To enable such technologies we work on understanding the charge transport physics of the organic semiconductor materials and we aim to understand the fundamental charge transport processes of these unusual systems in as much microscopic detail as possible.  We work with organic chemists to develop new and better materials and understand their structure-property relationships.  Our work has had some impact on the commercialisation of this technology: we collaborate with industrial partners (such as Flexenable Ltd.) to identify and address new requirements and material needs.

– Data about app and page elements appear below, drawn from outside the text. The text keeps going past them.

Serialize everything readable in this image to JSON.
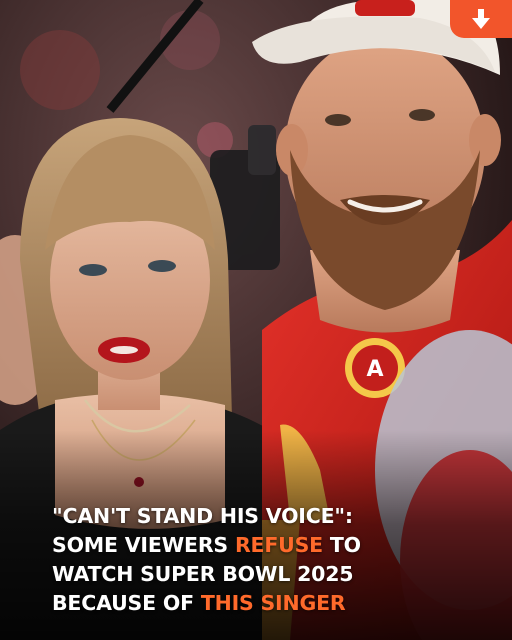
{
  "headline": {
    "line1": "\"CAN'T STAND HIS VOICE\":",
    "line2_a": "SOME VIEWERS ",
    "line2_highlight": "REFUSE",
    "line2_b": " TO",
    "line3": "WATCH SUPER BOWL 2025",
    "line4_a": "BECAUSE OF ",
    "line4_highlight": "THIS SINGER"
  },
  "badge": {
    "icon": "download-arrow-icon",
    "color": "#f2552b"
  },
  "colors": {
    "accent": "#ff6a2b",
    "text": "#ffffff",
    "jersey": "#d8261e"
  }
}
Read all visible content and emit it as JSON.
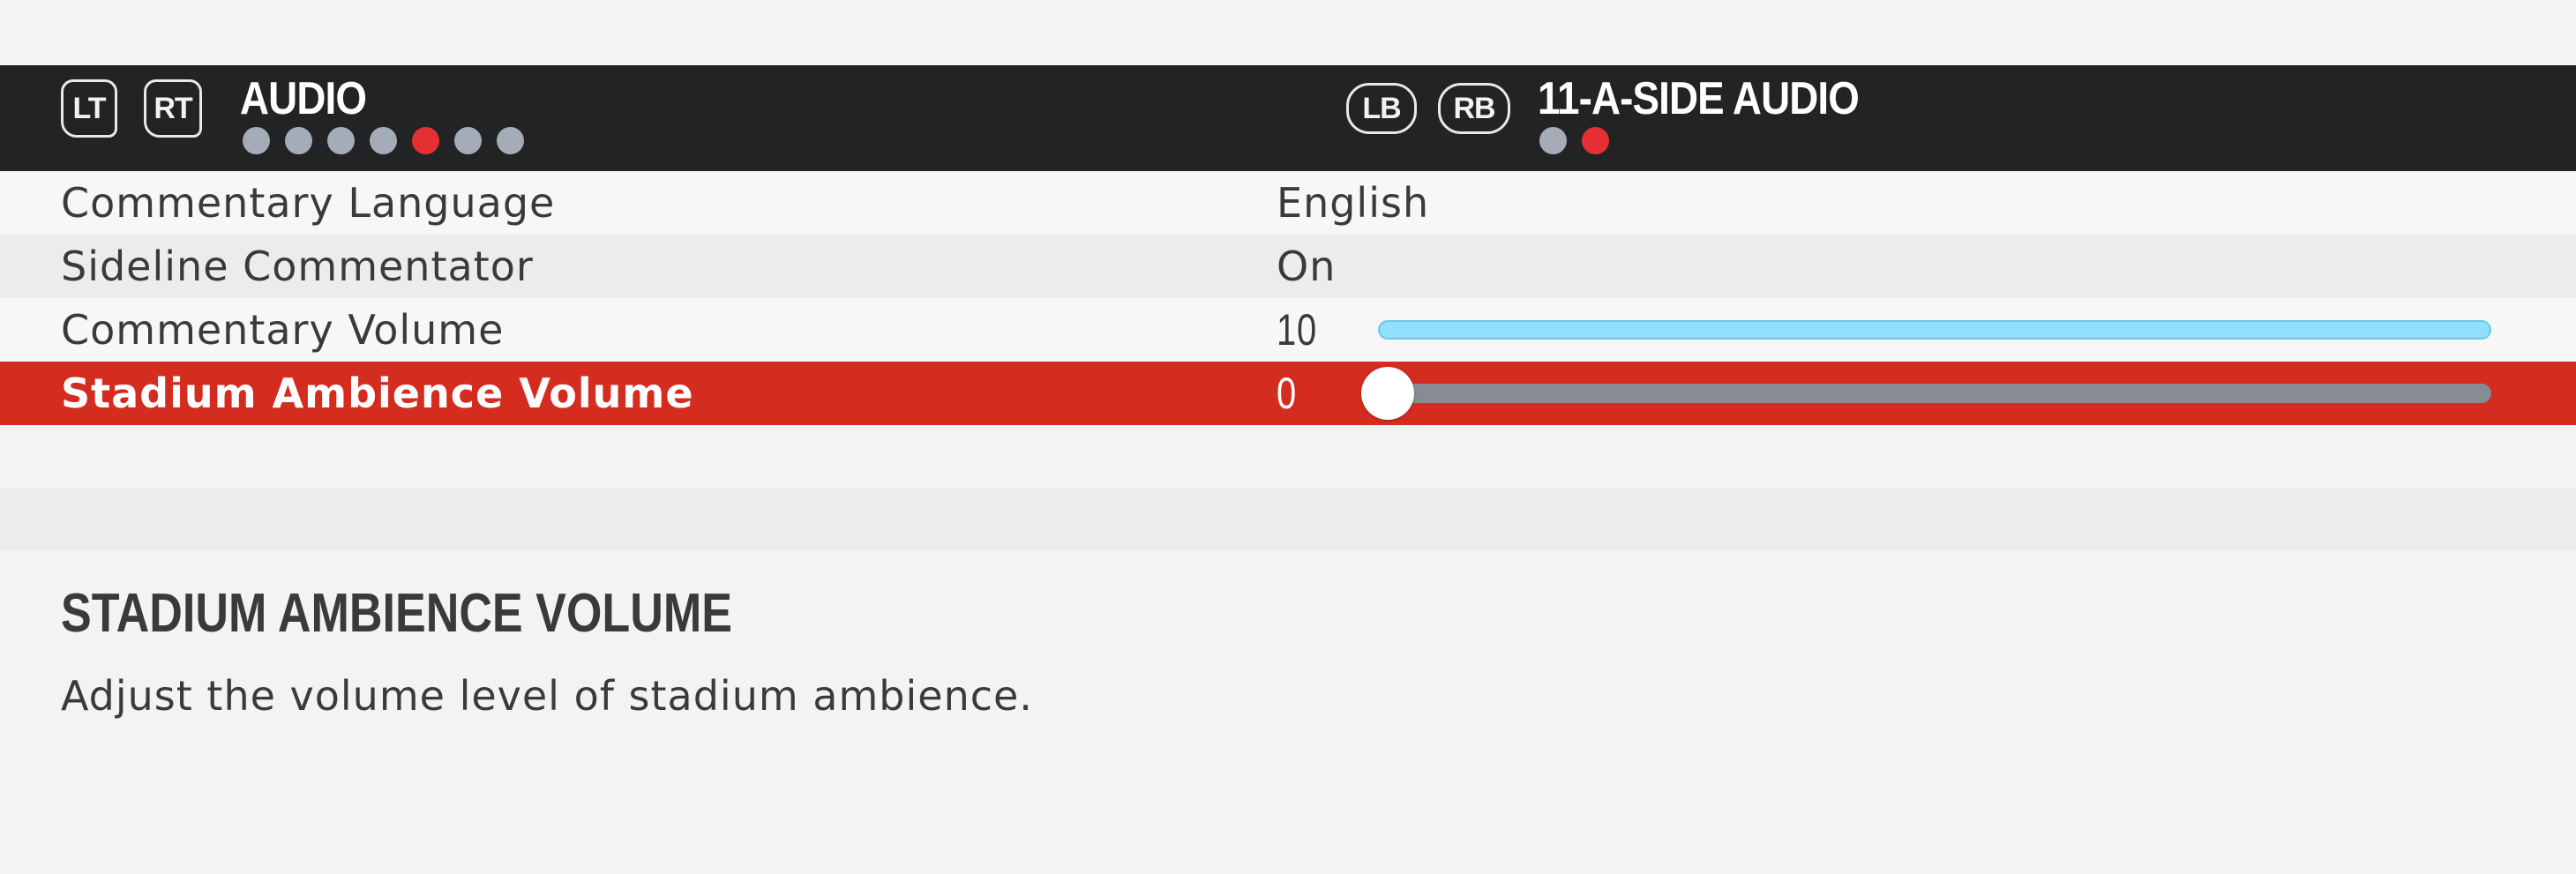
{
  "header": {
    "left": {
      "trigger_left": "LT",
      "trigger_right": "RT",
      "title": "AUDIO",
      "dots": [
        false,
        false,
        false,
        false,
        true,
        false,
        false
      ]
    },
    "right": {
      "bumper_left": "LB",
      "bumper_right": "RB",
      "title": "11-A-SIDE AUDIO",
      "dots": [
        false,
        true
      ]
    }
  },
  "settings": [
    {
      "label": "Commentary Language",
      "value": "English"
    },
    {
      "label": "Sideline Commentator",
      "value": "On"
    },
    {
      "label": "Commentary Volume",
      "value": "10",
      "slider_fraction": 1.0
    },
    {
      "label": "Stadium Ambience Volume",
      "value": "0",
      "slider_fraction": 0.0,
      "selected": true
    }
  ],
  "description": {
    "title": "STADIUM AMBIENCE VOLUME",
    "text": "Adjust the volume level of stadium ambience."
  },
  "colors": {
    "header_bg": "#222325",
    "accent_red": "#d42d20",
    "dot_active": "#e53033",
    "dot_inactive": "#a4adb7",
    "slider_full": "#8fe0f8",
    "slider_empty": "#878b93"
  }
}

Our group has made several pioneering breakthroughs in understanding the fundamental physical mechanisms in organic semiconductors (1,2,3). One example is a recent breakthrough in developing a printable polymer, in which the natural disorder of individual chains is overcome by a planar and torsion-free polymer backbone. These materials can be imagined like graphene-tape, wherein charges can move efficiently along individual chains. As a consequence, what limits the performance of these novel materials is the necessary hopping of charges between polymer chains. We research ways in which this can be optimised and how to improve these materials even further (4). As a point of reference, the current performance of our easy-to-process polymers already exceeds that of amorphous silicon, which is the material most commonly used in the backplane of liquid crystal displays.

Left: Microstructure and chemical structure of a high-performance polymer. Right:  Electrical characteristics of a polymer transistor showing large instability (left panel). The addition of specific molecular additive results in a drastic increase in stability (right panel).

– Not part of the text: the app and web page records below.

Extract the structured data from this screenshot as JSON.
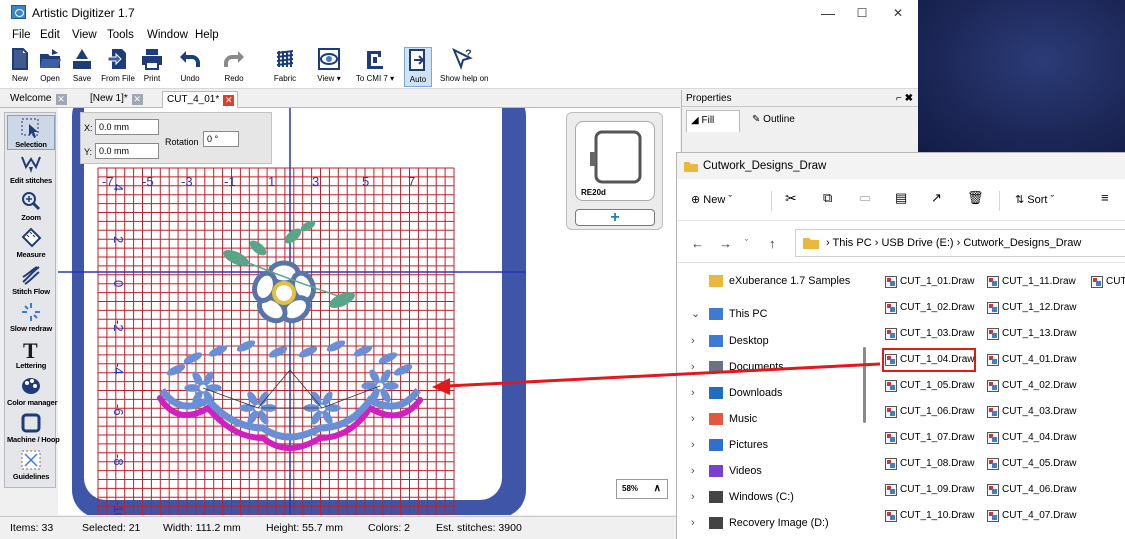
{
  "window": {
    "title": "Artistic Digitizer 1.7",
    "minimize": "—",
    "maximize": "☐",
    "close": "✕"
  },
  "menu": [
    "File",
    "Edit",
    "View",
    "Tools",
    "Window",
    "Help"
  ],
  "toolbar": {
    "new": "New",
    "open": "Open",
    "save": "Save",
    "from_file": "From File",
    "print": "Print",
    "undo": "Undo",
    "redo": "Redo",
    "fabric": "Fabric",
    "view": "View",
    "to_cmi": "To CMI 7",
    "auto": "Auto",
    "show_help": "Show help on"
  },
  "tabs": [
    {
      "label": "Welcome",
      "active": false
    },
    {
      "label": "[New 1]*",
      "active": false
    },
    {
      "label": "CUT_4_01*",
      "active": true
    }
  ],
  "palette": {
    "selection": "Selection",
    "edit_stitches": "Edit stitches",
    "zoom": "Zoom",
    "measure": "Measure",
    "stitch_flow": "Stitch Flow",
    "slow_redraw": "Slow redraw",
    "lettering": "Lettering",
    "color_manager": "Color manager",
    "machine_hoop": "Machine / Hoop",
    "guidelines": "Guidelines"
  },
  "transform": {
    "x_label": "X:",
    "x_value": "0.0 mm",
    "y_label": "Y:",
    "y_value": "0.0 mm",
    "rotation_label": "Rotation",
    "rotation_value": "0 °"
  },
  "ruler": {
    "x_ticks": [
      "-7",
      "-5",
      "-3",
      "-1",
      "1",
      "3",
      "5",
      "7"
    ],
    "y_ticks": [
      "4",
      "2",
      "0",
      "-2",
      "-4",
      "-6",
      "-8",
      "-10"
    ]
  },
  "hoop": {
    "name": "RE20d",
    "add": "+"
  },
  "zoom": {
    "value": "58%",
    "caret": "∧"
  },
  "status": {
    "items": "Items: 33",
    "selected": "Selected: 21",
    "width": "Width: 111.2 mm",
    "height": "Height: 55.7 mm",
    "colors": "Colors: 2",
    "stitches": "Est. stitches: 3900"
  },
  "properties": {
    "title": "Properties",
    "pin": "⌐",
    "close": "✖",
    "tab_fill": "Fill",
    "tab_outline": "Outline"
  },
  "explorer": {
    "title": "Cutwork_Designs_Draw",
    "commands": {
      "new": "New",
      "sort": "Sort"
    },
    "breadcrumb": [
      "This PC",
      "USB Drive (E:)",
      "Cutwork_Designs_Draw"
    ],
    "nav": [
      {
        "label": "eXuberance 1.7 Samples",
        "chev": "",
        "icon": "folder-icon"
      },
      {
        "label": "This PC",
        "chev": "⌄",
        "icon": "pc-icon"
      },
      {
        "label": "Desktop",
        "chev": "›",
        "icon": "desktop-icon"
      },
      {
        "label": "Documents",
        "chev": "›",
        "icon": "documents-icon"
      },
      {
        "label": "Downloads",
        "chev": "›",
        "icon": "downloads-icon"
      },
      {
        "label": "Music",
        "chev": "›",
        "icon": "music-icon"
      },
      {
        "label": "Pictures",
        "chev": "›",
        "icon": "pictures-icon"
      },
      {
        "label": "Videos",
        "chev": "›",
        "icon": "videos-icon"
      },
      {
        "label": "Windows (C:)",
        "chev": "›",
        "icon": "drive-icon"
      },
      {
        "label": "Recovery Image (D:)",
        "chev": "›",
        "icon": "recovery-drive-icon"
      }
    ],
    "files_col1": [
      "CUT_1_01.Draw",
      "CUT_1_02.Draw",
      "CUT_1_03.Draw",
      "CUT_1_04.Draw",
      "CUT_1_05.Draw",
      "CUT_1_06.Draw",
      "CUT_1_07.Draw",
      "CUT_1_08.Draw",
      "CUT_1_09.Draw",
      "CUT_1_10.Draw"
    ],
    "files_col2": [
      "CUT_1_11.Draw",
      "CUT_1_12.Draw",
      "CUT_1_13.Draw",
      "CUT_4_01.Draw",
      "CUT_4_02.Draw",
      "CUT_4_03.Draw",
      "CUT_4_04.Draw",
      "CUT_4_05.Draw",
      "CUT_4_06.Draw",
      "CUT_4_07.Draw"
    ],
    "files_col3": [
      "CUT"
    ],
    "selected_file": "CUT_1_04.Draw"
  },
  "colors": {
    "grid": "#c0202a",
    "axis": "#2b35b8",
    "hoop": "#3e55a8",
    "flower_blue": "#6b8fd6",
    "magenta": "#d020c0",
    "highlight": "#e0191a"
  }
}
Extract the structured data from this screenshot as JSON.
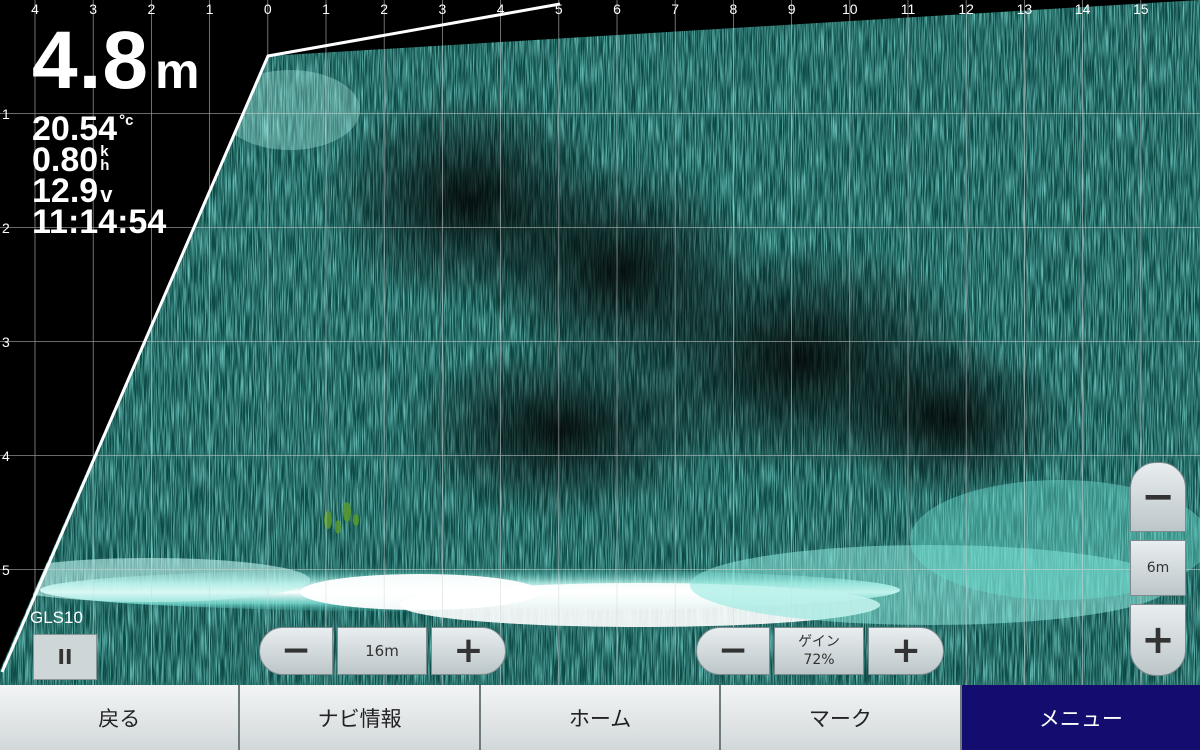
{
  "colors": {
    "sonar": "#3ec9bb",
    "bottom_echo": "#ffffff",
    "grid": "#d0d0d0",
    "active_nav": "#120d6e"
  },
  "axes": {
    "x_ticks": [
      "4",
      "3",
      "2",
      "1",
      "0",
      "1",
      "2",
      "3",
      "4",
      "5",
      "6",
      "7",
      "8",
      "9",
      "10",
      "11",
      "12",
      "13",
      "14",
      "15"
    ],
    "y_ticks": [
      "1",
      "2",
      "3",
      "4",
      "5"
    ]
  },
  "readouts": {
    "depth_value": "4.8",
    "depth_unit": "m",
    "water_temp": "20.54",
    "water_temp_unit": "°c",
    "speed": "0.80",
    "speed_unit_top": "k",
    "speed_unit_bottom": "h",
    "voltage": "12.9",
    "voltage_unit": "v",
    "time": "11:14:54"
  },
  "source": {
    "label": "GLS10",
    "pause_icon": "pause-icon",
    "pause_label": "II"
  },
  "range_control": {
    "value": "16m",
    "minus_icon": "minus-icon",
    "plus_icon": "plus-icon"
  },
  "gain_control": {
    "label": "ゲイン",
    "value": "72%",
    "minus_icon": "minus-icon",
    "plus_icon": "plus-icon"
  },
  "depth_control": {
    "value": "6m",
    "minus_icon": "minus-icon",
    "plus_icon": "plus-icon"
  },
  "nav": {
    "back": "戻る",
    "navi_info": "ナビ情報",
    "home": "ホーム",
    "mark": "マーク",
    "menu": "メニュー"
  }
}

Besides understanding and improving how charges move in organic semiconductors, we are also interested in how we can improve their overall operational stability. For instance, we recently developed a molecular additive-based technique to significantly reduce the effects of the environmental and operational stress in both high-mobility polymer field effect transistors (FETs) and diodes (5,6). We demonstrated that the major source of instability in conjugated polymers is the presence of low quantities of water in the polymer microstructure: water located between the individual polymer chains is incorporated into nanoscale voids. Since these water molecules cannot be easily removed, they act as a trap to electrons, causing degradation of the  electrical behaviour. We proved for the first time that stability can be significantly improved by identifying specific molecules that can be inserted into these voids, thus preventing the infiltration of water. With this approach, we can match the stability requirements for industrial applications and even match some inorganic technologies. It also enables us now to study the intrinsic transport properties of these materials in the absence of trap states.

We are interested not only in organic semiconductors, but also in related carbon-based and hybrid organic-inorganic nanomarterials, such as metal halide perovskites (7), carbon nanotubes and two-dimensional metal-organic frameworks. 



  1. Venkateshvaran, D. et al. Approaching disorder-free transport in high-mobility conjugated polymers. Nature 515, 384–388 (2014).
  2. Kang, K. et al. 2D coherent charge transport in highly ordered conducting polymers doped by solid state diffusion. Nat. Mater. 15, 896–902 (2016).
  3. Schweicher, G. et al. Chasing the “Killer” Phonon Mode for the Rational Design of Low‐Disorder, High‐Mobility Molecular Semiconductors. Adv. Mater. 1902407 (2019). 
  4. Thomas, T. H. et al. Short contacts between chains enhancing luminescence quantum yields and carrier mobilities in conjugated copolymers. Nat. Commun. 10, 2614 (2019).
  5. Nikolka, M. et al. High operational and environmental stability of high-mobility conjugated polymer field-effect transistors achieved through the use of molecular additives. Nat. Mater. 16, 356–362 (2017).
  6. Nikolka, M. et al. High-mobility, trap-free charge transport in conjugated polymer diodes. Nat. Commun. 10, 2122, (2019).
  7. Senanayak, S. P. et al. Understanding charge transport in lead iodide perovskite thin-film field-effect transistors. Sci. Adv. 3, 1–11 (2017).